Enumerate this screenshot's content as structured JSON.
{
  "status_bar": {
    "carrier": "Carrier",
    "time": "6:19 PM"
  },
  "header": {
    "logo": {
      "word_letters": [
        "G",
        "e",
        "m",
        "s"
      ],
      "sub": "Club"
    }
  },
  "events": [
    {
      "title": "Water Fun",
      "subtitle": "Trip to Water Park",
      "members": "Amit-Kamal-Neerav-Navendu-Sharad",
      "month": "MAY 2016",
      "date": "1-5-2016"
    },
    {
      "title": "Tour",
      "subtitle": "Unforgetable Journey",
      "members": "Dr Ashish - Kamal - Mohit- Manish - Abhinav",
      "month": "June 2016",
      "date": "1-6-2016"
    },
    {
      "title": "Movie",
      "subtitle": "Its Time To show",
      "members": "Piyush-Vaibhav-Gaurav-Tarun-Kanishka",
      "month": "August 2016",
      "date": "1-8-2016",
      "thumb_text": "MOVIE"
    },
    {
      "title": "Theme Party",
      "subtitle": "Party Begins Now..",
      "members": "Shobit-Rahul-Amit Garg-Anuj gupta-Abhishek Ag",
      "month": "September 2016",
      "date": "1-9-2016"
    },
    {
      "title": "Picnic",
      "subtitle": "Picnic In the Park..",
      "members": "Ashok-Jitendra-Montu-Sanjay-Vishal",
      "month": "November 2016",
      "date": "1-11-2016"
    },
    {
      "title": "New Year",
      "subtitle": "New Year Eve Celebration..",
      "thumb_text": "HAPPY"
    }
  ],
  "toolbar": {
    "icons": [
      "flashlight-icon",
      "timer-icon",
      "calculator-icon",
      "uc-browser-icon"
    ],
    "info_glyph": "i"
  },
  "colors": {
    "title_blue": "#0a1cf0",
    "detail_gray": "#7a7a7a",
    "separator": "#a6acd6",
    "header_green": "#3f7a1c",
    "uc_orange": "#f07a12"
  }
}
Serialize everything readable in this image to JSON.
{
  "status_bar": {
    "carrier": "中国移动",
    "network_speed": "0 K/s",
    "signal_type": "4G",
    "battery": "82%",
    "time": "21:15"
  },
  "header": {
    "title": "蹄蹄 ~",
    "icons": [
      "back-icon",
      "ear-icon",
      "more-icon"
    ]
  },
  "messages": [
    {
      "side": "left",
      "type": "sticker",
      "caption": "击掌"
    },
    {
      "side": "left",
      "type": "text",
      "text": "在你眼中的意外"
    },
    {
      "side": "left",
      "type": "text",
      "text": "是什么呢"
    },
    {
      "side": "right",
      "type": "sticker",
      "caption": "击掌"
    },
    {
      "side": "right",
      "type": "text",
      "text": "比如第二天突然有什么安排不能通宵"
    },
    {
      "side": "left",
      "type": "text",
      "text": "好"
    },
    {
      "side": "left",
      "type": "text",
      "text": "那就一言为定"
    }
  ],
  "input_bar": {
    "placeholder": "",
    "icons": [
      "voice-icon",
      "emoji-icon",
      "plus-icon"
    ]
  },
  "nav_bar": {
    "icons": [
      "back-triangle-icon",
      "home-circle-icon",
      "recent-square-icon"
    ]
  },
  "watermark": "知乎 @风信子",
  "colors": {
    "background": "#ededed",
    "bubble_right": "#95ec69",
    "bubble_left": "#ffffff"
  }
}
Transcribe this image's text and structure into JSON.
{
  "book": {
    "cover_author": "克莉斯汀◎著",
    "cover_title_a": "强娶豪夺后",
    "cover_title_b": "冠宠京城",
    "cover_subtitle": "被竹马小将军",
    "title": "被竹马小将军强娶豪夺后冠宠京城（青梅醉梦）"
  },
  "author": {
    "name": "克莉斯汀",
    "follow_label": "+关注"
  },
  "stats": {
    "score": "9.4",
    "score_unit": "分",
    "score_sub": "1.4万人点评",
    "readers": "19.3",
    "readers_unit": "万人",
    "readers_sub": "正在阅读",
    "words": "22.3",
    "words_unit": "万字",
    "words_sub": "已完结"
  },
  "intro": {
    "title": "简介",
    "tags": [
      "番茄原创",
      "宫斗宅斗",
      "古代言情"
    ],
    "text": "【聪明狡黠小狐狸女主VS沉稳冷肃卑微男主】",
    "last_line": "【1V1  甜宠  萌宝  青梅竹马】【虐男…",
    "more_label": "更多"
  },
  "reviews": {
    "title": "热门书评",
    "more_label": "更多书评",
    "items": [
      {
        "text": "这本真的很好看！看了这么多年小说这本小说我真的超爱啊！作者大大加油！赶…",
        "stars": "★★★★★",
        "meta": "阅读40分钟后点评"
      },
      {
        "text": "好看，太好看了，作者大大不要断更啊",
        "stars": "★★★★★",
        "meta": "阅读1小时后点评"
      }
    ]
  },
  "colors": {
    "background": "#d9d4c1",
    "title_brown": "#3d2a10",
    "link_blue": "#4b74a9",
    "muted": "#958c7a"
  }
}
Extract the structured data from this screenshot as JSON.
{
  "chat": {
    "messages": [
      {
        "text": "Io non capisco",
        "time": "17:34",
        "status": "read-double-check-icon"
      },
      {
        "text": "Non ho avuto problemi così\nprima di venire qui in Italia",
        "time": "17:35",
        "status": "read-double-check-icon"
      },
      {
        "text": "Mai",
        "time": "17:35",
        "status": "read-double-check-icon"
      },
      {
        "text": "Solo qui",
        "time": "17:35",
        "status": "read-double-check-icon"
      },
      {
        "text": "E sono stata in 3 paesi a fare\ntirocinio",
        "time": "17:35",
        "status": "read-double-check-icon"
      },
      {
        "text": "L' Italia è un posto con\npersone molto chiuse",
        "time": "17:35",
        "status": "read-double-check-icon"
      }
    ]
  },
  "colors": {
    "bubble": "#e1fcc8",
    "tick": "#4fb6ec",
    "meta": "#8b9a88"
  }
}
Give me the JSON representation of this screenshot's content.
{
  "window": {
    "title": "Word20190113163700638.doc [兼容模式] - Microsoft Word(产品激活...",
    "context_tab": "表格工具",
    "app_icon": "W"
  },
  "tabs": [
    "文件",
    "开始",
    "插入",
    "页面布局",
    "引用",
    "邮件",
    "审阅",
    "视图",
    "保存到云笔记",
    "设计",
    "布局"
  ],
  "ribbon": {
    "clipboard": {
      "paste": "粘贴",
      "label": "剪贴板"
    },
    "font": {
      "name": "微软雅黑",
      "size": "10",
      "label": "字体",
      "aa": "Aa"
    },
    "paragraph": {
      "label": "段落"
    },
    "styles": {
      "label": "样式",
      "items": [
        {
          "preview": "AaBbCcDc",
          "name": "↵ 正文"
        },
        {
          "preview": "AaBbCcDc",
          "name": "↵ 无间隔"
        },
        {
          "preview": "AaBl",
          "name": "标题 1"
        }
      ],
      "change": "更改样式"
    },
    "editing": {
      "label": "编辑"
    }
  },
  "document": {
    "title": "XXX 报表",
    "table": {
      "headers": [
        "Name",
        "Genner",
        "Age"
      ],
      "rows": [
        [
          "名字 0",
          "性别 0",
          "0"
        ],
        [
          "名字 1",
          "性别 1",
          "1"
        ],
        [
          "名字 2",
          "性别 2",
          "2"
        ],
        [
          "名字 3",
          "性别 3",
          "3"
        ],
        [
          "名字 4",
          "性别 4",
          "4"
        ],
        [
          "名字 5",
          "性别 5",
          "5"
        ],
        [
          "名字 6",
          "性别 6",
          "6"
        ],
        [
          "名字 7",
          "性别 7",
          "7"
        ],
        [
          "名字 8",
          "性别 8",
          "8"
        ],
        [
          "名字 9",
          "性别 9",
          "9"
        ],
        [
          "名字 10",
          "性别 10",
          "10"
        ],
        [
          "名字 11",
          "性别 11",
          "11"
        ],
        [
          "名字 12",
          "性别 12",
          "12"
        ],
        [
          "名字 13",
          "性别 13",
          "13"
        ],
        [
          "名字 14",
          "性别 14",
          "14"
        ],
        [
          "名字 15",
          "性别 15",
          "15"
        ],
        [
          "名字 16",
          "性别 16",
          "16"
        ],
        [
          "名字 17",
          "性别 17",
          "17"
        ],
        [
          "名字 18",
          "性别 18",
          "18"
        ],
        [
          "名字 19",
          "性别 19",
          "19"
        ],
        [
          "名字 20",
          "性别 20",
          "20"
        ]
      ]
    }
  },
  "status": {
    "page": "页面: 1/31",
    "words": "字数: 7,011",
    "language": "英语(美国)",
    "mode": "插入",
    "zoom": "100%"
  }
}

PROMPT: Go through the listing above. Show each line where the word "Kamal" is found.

TASK OUTPUT:
      "members": "Amit-Kamal-Neerav-Navendu-Sharad",
      "members": "Dr Ashish - Kamal - Mohit- Manish - Abhinav",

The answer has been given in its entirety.